I was really hoping my eggs would hatch because I need a good dose of joy. I know from previous incubations that hatchlings come into the world determined to survive. They never question their reasons for being here, they just want to live. I know people like that too, and I envy them. Nearly every day I argue with myself about the futility of my existence. I’ll never understand why this happens, and I stopped trying to figure it out a long time ago. Instead, I try to figure out how to make myself feel useful.
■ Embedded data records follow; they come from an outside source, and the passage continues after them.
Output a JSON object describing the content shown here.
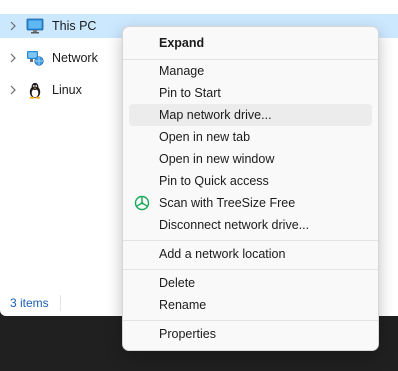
{
  "tree": {
    "items": [
      {
        "label": "This PC",
        "icon": "monitor-icon",
        "selected": true
      },
      {
        "label": "Network",
        "icon": "network-icon",
        "selected": false
      },
      {
        "label": "Linux",
        "icon": "linux-penguin-icon",
        "selected": false
      }
    ]
  },
  "status": {
    "items_count": "3 items"
  },
  "context_menu": {
    "items": [
      {
        "label": "Expand",
        "bold": true
      },
      {
        "label": "Manage"
      },
      {
        "label": "Pin to Start"
      },
      {
        "label": "Map network drive...",
        "highlighted": true
      },
      {
        "label": "Open in new tab"
      },
      {
        "label": "Open in new window"
      },
      {
        "label": "Pin to Quick access"
      },
      {
        "label": "Scan with TreeSize Free",
        "icon": "treesize-icon"
      },
      {
        "label": "Disconnect network drive..."
      },
      {
        "label": "Add a network location"
      },
      {
        "label": "Delete"
      },
      {
        "label": "Rename"
      },
      {
        "label": "Properties"
      }
    ]
  },
  "colors": {
    "selection": "#cce8ff",
    "menu_background": "#f9f9f9",
    "menu_hover": "#ececec",
    "taskbar": "#202020",
    "status_text": "#1a5fb4",
    "treesize_green": "#1aa85a"
  }
}
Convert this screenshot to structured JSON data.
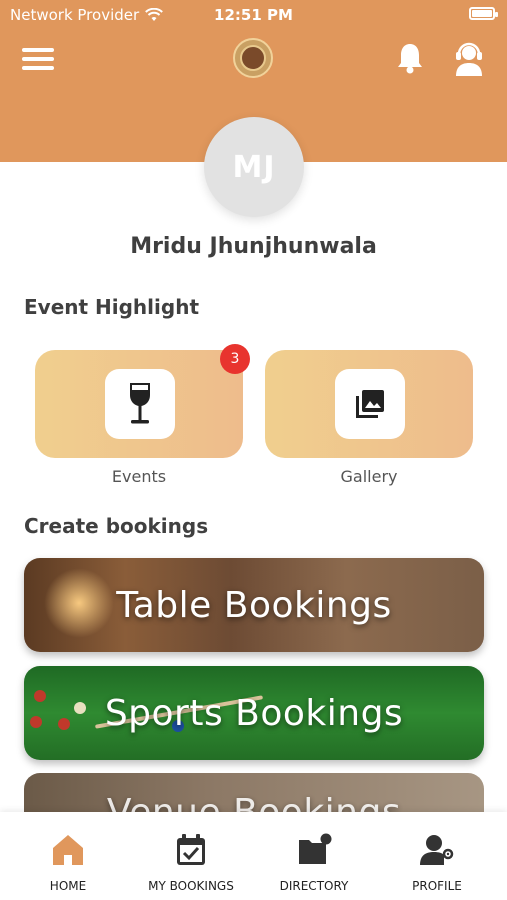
{
  "status_bar": {
    "carrier": "Network Provider",
    "time": "12:51 PM",
    "battery_level": 1.0
  },
  "header": {
    "menu_icon": "hamburger-menu-icon",
    "logo": "club-crest-logo",
    "notification_icon": "bell-icon",
    "support_icon": "support-headset-icon"
  },
  "profile": {
    "initials": "MJ",
    "name": "Mridu Jhunjhunwala"
  },
  "event_highlight": {
    "title": "Event Highlight",
    "tiles": [
      {
        "label": "Events",
        "icon": "wine-glass-icon",
        "badge": "3"
      },
      {
        "label": "Gallery",
        "icon": "photo-gallery-icon"
      }
    ]
  },
  "create_bookings": {
    "title": "Create bookings",
    "items": [
      {
        "label": "Table Bookings"
      },
      {
        "label": "Sports Bookings"
      },
      {
        "label": "Venue Bookings"
      }
    ]
  },
  "bottom_nav": {
    "items": [
      {
        "label": "HOME",
        "icon": "home-icon",
        "active": true
      },
      {
        "label": "MY BOOKINGS",
        "icon": "calendar-check-icon",
        "active": false
      },
      {
        "label": "DIRECTORY",
        "icon": "directory-folder-icon",
        "active": false
      },
      {
        "label": "PROFILE",
        "icon": "profile-settings-icon",
        "active": false
      }
    ]
  },
  "colors": {
    "header_bg": "#e0975c",
    "tile_gradient_start": "#f0cf8e",
    "tile_gradient_end": "#eebc8c",
    "badge": "#e8342e",
    "nav_active": "#e0975c"
  }
}
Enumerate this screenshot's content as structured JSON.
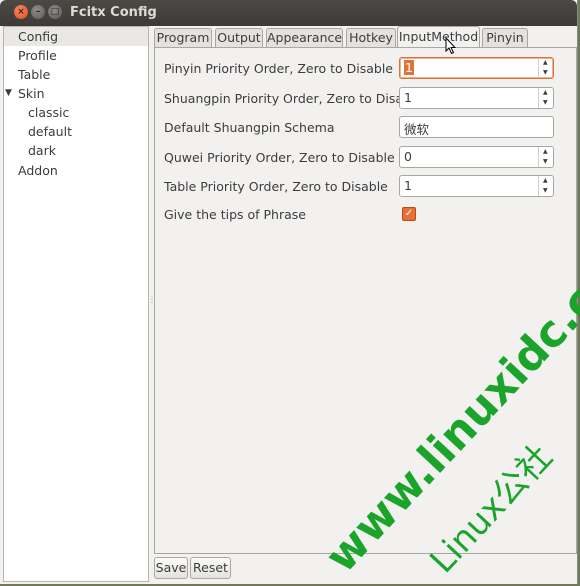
{
  "window": {
    "title": "Fcitx Config",
    "close_glyph": "×",
    "min_glyph": "–",
    "max_glyph": "□"
  },
  "sidebar": {
    "items": [
      {
        "label": "Config",
        "selected": true
      },
      {
        "label": "Profile"
      },
      {
        "label": "Table"
      },
      {
        "label": "Skin",
        "expanded": true
      },
      {
        "label": "classic"
      },
      {
        "label": "default"
      },
      {
        "label": "dark"
      },
      {
        "label": "Addon"
      }
    ]
  },
  "tabs": [
    "Program",
    "Output",
    "Appearance",
    "Hotkey",
    "InputMethod",
    "Pinyin"
  ],
  "active_tab": "InputMethod",
  "form": {
    "pinyin_label": "Pinyin Priority Order, Zero to Disable",
    "pinyin_value": "1",
    "shuangpin_label": "Shuangpin Priority Order, Zero to Disable",
    "shuangpin_value": "1",
    "schema_label": "Default Shuangpin Schema",
    "schema_value": "微软",
    "quwei_label": "Quwei Priority Order, Zero to Disable",
    "quwei_value": "0",
    "table_label": "Table Priority Order, Zero to Disable",
    "table_value": "1",
    "tips_label": "Give the tips of Phrase",
    "tips_checked": true
  },
  "buttons": {
    "save": "Save",
    "reset": "Reset"
  },
  "watermark": {
    "url": "www.linuxidc.com",
    "brand": "Linux公社",
    "color": "#1aa52a"
  },
  "colors": {
    "accent": "#e86f37",
    "titlebar": "#3c3b37"
  }
}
Taking care of animals usually works.
When my thoughts get dark, and I stop caring, or “accidently” turn off my feeding tube, one of my animals can bring me back to reality by reminding me they’re hungry or need attention. It’s magical how their needs can knock some sense back into me.
Incubating a clutch of eggs can keep me sensible for weeks, if they hatch…
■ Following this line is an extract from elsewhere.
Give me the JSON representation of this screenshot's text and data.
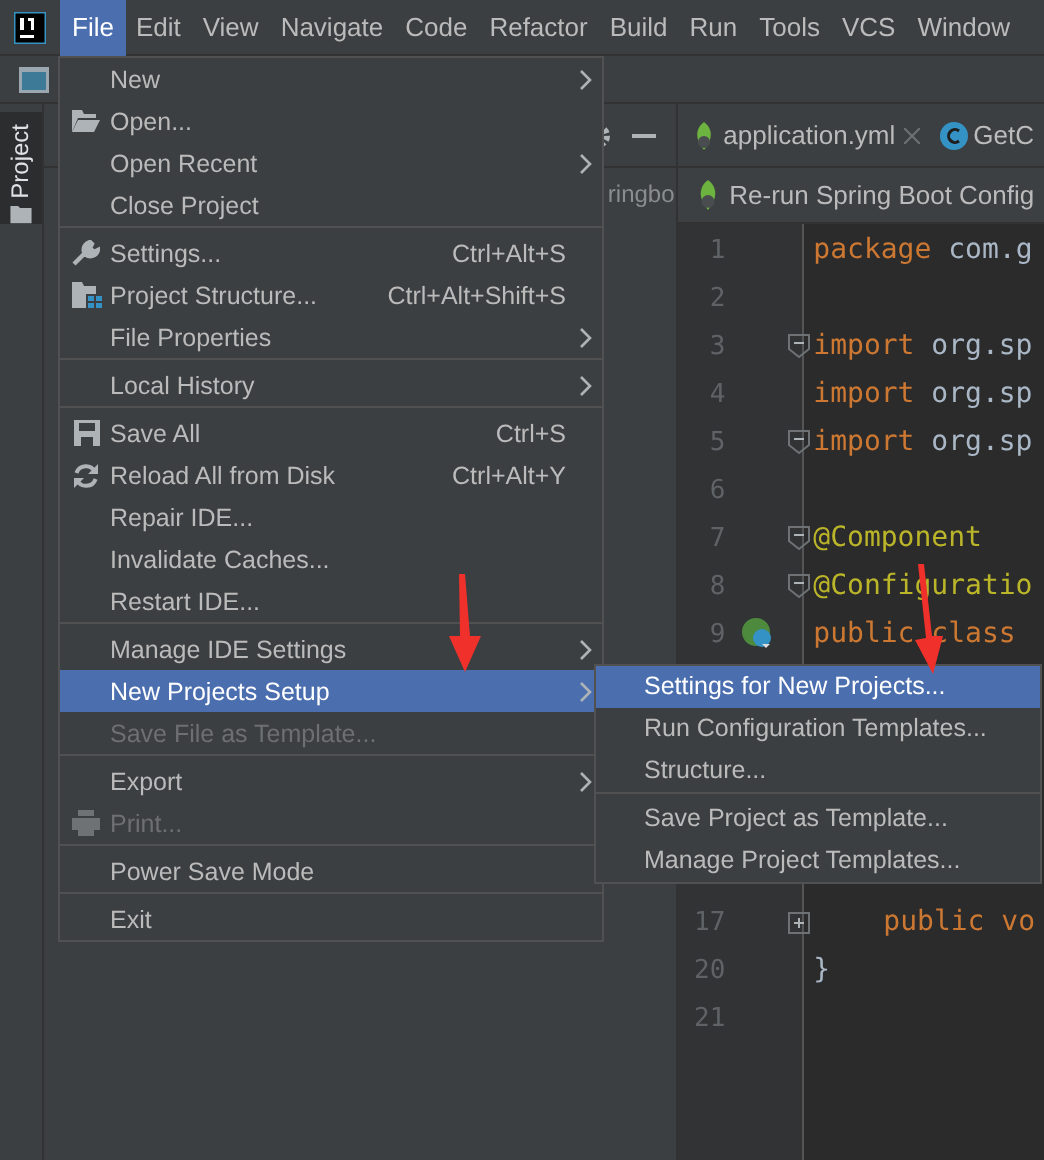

Yesterday was day 16 of the incubation, which meant they could have started hatching, but nothing happened. This morning I woke up with a very heavy heart, but then I remembered reading recently about the “float test.” Button quail eggs are too small to candle, but you can find out what’s going on inside by “floating” them. It’s mildly traumatic for the little guys, if any of them are about to hatch, but I thought I’d give it a try.
I filled a plastic container with warm water, 100 degrees F, the same as the incubator, and very carefully placed one of the eggs in.
If it sinks, it’s been infertile from the beginning.
If the big end sticks up above the water with the narrow end pointing straight down, the egg is probably a “yolker,” meaning it was a dud from the beginning or died young.
If the egg floats at more of an angle, almost horizontally, the chick might be alive inside. Oh boy, oh boy! If this happens the eggs can stay in the incubator for another day or two.
The first egg I put in floated horizontally at an angle! Yippee! I randomly chose fifteen more and did the test. Two sank, three floated, big end up, but the rest floated horizontally at a little slant.
So, for one more day my hope floats…